“count it all joy”
I had an interesting altercation a few weeks ago. It was a bad situation that actually went very smoothly, but that I learned a huge lesson from anyway.
The family was at a sort of harvest festival, enjoying some of the activities provided, when one of the volunteer helpers yelled at my kids. They were doing something that wasn’t allowed, but only because they didn’t know it wasn’t allowed. They are really very good kids.
Mr Volunteer didn’t know that, of course. He only knew that they were doing something they shouldn’t have been, so he yelled at them to stop.
I wasn’t with my kids at the time. I was about 20 feet away with the Apple of my Eye. But at the yelling, we both looked over, and though it wasn’t immediately apparent who he was yelling at, (there were a lot of people in the vicinity) I heard my kids apologize, so I knew it was them.
Well I don’t know if you’re familiar with how a mom feels when someone is unkind to her children, but I was livid. I know my kids aren’t perfect, but they only have to be told something once. So yelling is unnecessary.

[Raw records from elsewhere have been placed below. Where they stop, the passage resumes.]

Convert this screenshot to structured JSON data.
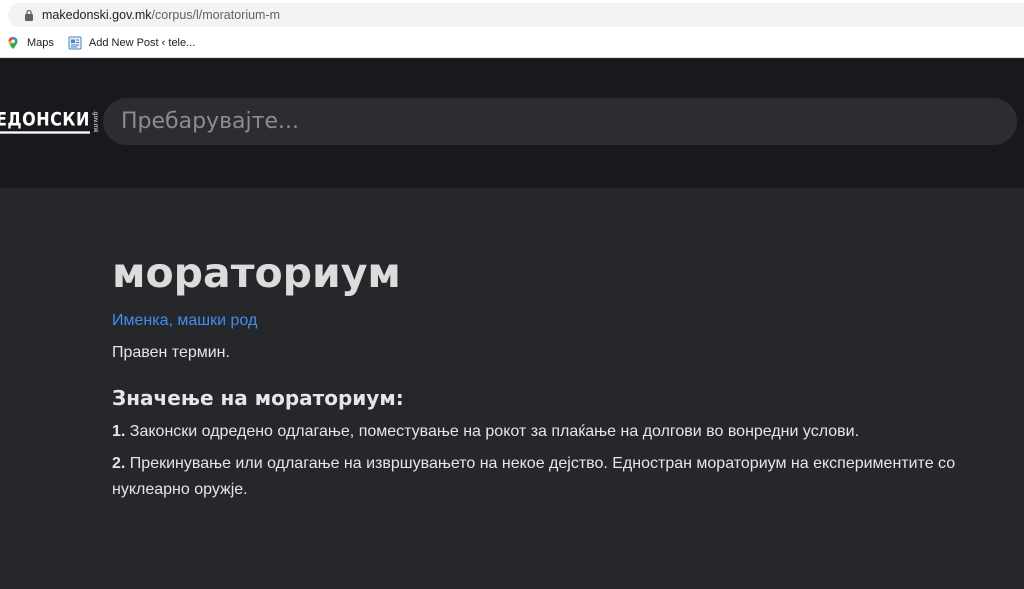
{
  "browser": {
    "url_domain": "makedonski.gov.mk",
    "url_path": "/corpus/l/moratorium-m",
    "bookmarks": [
      {
        "label": "Maps",
        "icon": "maps-icon"
      },
      {
        "label": "Add New Post ‹ tele...",
        "icon": "page-icon"
      }
    ]
  },
  "site": {
    "logo_text": "ЕДОНСКИ",
    "logo_suffix": ".gov.mk",
    "search_placeholder": "Пребарувајте..."
  },
  "entry": {
    "word": "мораториум",
    "pos": "Именка",
    "separator": ",",
    "gender": "машки род",
    "note": "Правен термин.",
    "meaning_heading": "Значење на мораториум:",
    "definitions": [
      {
        "num": "1.",
        "text": "Законски одредено одлагање, поместување на рокот за плаќање на долгови во вонредни услови."
      },
      {
        "num": "2.",
        "text": "Прекинување или одлагање на извршувањето на некое дејство. Еднostran мораториум на експериментите со нуклеарно оружје."
      }
    ]
  },
  "colors": {
    "header_bg": "#17191c",
    "page_bg": "#25272b",
    "link": "#3d8ff0"
  }
}
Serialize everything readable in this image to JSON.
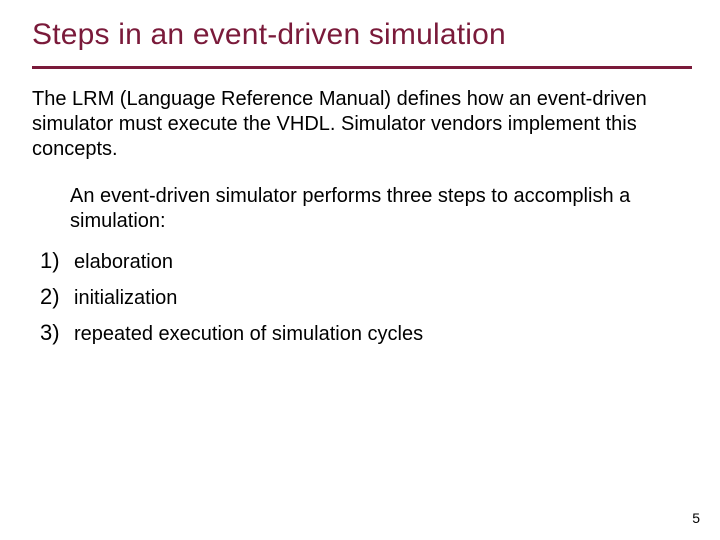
{
  "title": "Steps in an event-driven simulation",
  "intro": "The LRM (Language Reference Manual) defines how an event-driven simulator must execute the VHDL. Simulator vendors implement this concepts.",
  "subintro": "An event-driven simulator performs three steps to accomplish a simulation:",
  "steps": [
    {
      "num": "1)",
      "label": "elaboration"
    },
    {
      "num": "2)",
      "label": "initialization"
    },
    {
      "num": "3)",
      "label": "repeated execution of simulation cycles"
    }
  ],
  "page_number": "5"
}
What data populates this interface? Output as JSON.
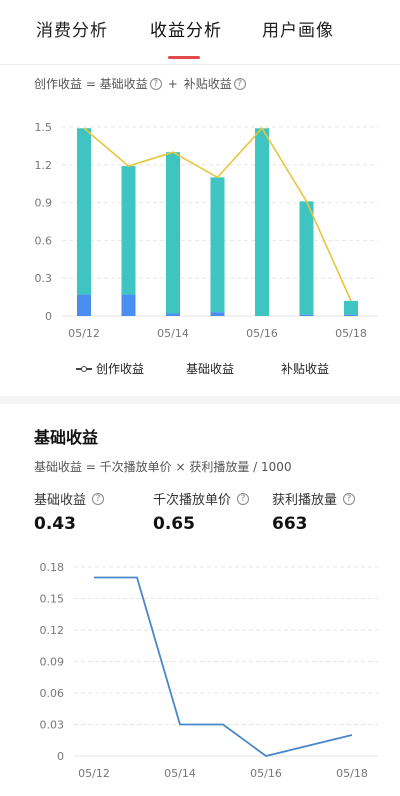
{
  "tabs": [
    {
      "label": "消费分析",
      "active": false
    },
    {
      "label": "收益分析",
      "active": true
    },
    {
      "label": "用户画像",
      "active": false
    }
  ],
  "income_formula": {
    "creative": "创作收益 = 基础收益",
    "plus": "+",
    "subsidy": "补贴收益"
  },
  "legend": {
    "creative": "创作收益",
    "base": "基础收益",
    "subsidy": "补贴收益"
  },
  "base_section": {
    "title": "基础收益",
    "formula": "基础收益 = 千次播放单价 × 获利播放量 / 1000",
    "stats": [
      {
        "label": "基础收益",
        "value": "0.43"
      },
      {
        "label": "千次播放单价",
        "value": "0.65"
      },
      {
        "label": "获利播放量",
        "value": "663"
      }
    ]
  },
  "colors": {
    "base_bar": "#3ec5c2",
    "subsidy_bar": "#4a8ef0",
    "creative_line": "#e8c53a",
    "trend_line": "#4a86c8",
    "tab_underline": "#e24a4a"
  },
  "chart_data": [
    {
      "type": "bar",
      "x": [
        "05/12",
        "05/13",
        "05/14",
        "05/15",
        "05/16",
        "05/17",
        "05/18"
      ],
      "xticks": [
        "05/12",
        "05/14",
        "05/16",
        "05/18"
      ],
      "yticks": [
        "0",
        "0.3",
        "0.6",
        "0.9",
        "1.2",
        "1.5"
      ],
      "ylim": [
        0,
        1.5
      ],
      "stacked": true,
      "series": [
        {
          "name": "补贴收益",
          "values": [
            0.17,
            0.17,
            0.02,
            0.03,
            0.0,
            0.01,
            0.01
          ]
        },
        {
          "name": "基础收益",
          "values": [
            1.32,
            1.02,
            1.28,
            1.07,
            1.49,
            0.9,
            0.11
          ]
        },
        {
          "name": "创作收益",
          "type": "line",
          "values": [
            1.49,
            1.19,
            1.3,
            1.1,
            1.49,
            0.91,
            0.12
          ]
        }
      ],
      "legend_position": "bottom"
    },
    {
      "type": "line",
      "x": [
        "05/12",
        "05/13",
        "05/14",
        "05/15",
        "05/16",
        "05/17",
        "05/18"
      ],
      "xticks": [
        "05/12",
        "05/14",
        "05/16",
        "05/18"
      ],
      "yticks": [
        "0",
        "0.03",
        "0.06",
        "0.09",
        "0.12",
        "0.15",
        "0.18"
      ],
      "ylim": [
        0,
        0.18
      ],
      "series": [
        {
          "values": [
            0.17,
            0.17,
            0.03,
            0.03,
            0.0,
            0.01,
            0.02
          ]
        }
      ]
    }
  ]
}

So I told him so. I walked over, and said in a very calm, but teary voice, that I did not appreciate him yelling at my kids. He responded, calmly but defensively, that they were doing something they shouldn’t have been. I told him that I appreciated his message, but I did not appreciate the way he told them. Yelling wasn’t necessary.
And you know what he said? He said, “You’re right. I’m sorry.” And then he apologized to my kids, who of course apologized profusely to him, for what they had done. It was all surprisingly pleasant. I was so appreciative that he actually heard what I was saying, and instead of just focusing on the crime, he saw that he could have handled it better, and then agreed with me. I walked away from the whole experience pleasantly surprised that customer service still exists in the world.
But in the next few days, I started to have very serious doubts about how “successful” the whole thing had been. I started to think about how very, very wrong I had been, to be so angry. I thought about the actions our anger can lead to, and about the consequences of those actions.
I thought about the fact that even righteous anger has consequences. And are they worth it? And what exactly “righteous” anger means. And am I qualified to judge what is “righteous” anger and what isn’t?
I thought about the difference between “speaking the truth in love” and just getting it off your chest.
I thought about the fact that God understood my anger. But that He sent His only Son, and did not defend Him. And that Jesus was not thinking about vengeance or even vindication when He was “wronged”.
I thought about Jesus’ message that anger is like murder in God’s eyes, because it’s about the state of the heart.
The hard part is turning the other cheek, when it’s not your cheek to turn. The joy is that He understands, and He forgives.